> [BRIEF]:
Search the records below for "optional"; copy each line that has it.
+++ RECORDS
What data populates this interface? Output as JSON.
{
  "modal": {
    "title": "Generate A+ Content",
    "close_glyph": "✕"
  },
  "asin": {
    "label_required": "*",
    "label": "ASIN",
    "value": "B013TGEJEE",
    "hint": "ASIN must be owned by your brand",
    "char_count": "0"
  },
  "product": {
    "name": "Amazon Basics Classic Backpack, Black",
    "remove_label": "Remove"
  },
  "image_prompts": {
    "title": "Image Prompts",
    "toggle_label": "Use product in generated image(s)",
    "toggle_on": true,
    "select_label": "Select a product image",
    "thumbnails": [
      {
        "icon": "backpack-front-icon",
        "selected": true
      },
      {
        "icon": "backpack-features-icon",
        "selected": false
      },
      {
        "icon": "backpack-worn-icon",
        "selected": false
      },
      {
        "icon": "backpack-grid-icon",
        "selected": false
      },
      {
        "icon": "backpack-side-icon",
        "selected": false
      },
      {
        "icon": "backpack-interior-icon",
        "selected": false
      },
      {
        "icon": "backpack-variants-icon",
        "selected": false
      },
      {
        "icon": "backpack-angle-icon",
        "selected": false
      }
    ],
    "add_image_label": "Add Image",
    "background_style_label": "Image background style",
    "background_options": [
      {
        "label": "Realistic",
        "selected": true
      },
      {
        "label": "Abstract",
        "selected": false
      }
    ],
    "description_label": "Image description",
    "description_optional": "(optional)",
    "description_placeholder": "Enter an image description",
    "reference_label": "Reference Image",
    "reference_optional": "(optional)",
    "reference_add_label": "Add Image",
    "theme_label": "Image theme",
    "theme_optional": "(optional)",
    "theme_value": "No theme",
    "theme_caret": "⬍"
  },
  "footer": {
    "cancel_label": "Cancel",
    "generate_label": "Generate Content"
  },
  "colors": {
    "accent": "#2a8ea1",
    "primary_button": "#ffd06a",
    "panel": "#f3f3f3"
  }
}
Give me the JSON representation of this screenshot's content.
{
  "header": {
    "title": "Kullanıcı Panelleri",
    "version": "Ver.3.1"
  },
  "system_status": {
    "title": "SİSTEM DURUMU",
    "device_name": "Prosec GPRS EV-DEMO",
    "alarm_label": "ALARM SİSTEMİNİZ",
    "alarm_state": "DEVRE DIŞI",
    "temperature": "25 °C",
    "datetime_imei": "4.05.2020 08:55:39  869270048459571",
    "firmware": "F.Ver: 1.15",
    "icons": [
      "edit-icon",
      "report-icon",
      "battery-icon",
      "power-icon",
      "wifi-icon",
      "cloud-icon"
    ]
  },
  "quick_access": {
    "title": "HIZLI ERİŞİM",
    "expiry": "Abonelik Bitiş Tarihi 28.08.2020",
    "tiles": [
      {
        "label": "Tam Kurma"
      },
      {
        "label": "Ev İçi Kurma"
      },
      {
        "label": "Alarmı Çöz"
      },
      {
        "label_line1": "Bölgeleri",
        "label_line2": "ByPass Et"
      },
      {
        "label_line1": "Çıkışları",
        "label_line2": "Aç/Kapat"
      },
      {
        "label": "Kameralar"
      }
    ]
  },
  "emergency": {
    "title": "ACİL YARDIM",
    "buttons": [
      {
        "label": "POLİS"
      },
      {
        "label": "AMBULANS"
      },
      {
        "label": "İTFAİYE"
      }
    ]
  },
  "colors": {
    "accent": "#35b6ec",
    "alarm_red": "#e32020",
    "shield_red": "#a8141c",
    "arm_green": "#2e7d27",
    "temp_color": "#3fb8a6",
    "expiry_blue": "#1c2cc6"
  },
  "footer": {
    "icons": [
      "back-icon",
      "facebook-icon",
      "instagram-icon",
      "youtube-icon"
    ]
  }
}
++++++
> [ANSWER SPACE]:
    "description_optional": "(optional)",
    "reference_optional": "(optional)",
    "theme_optional": "(optional)",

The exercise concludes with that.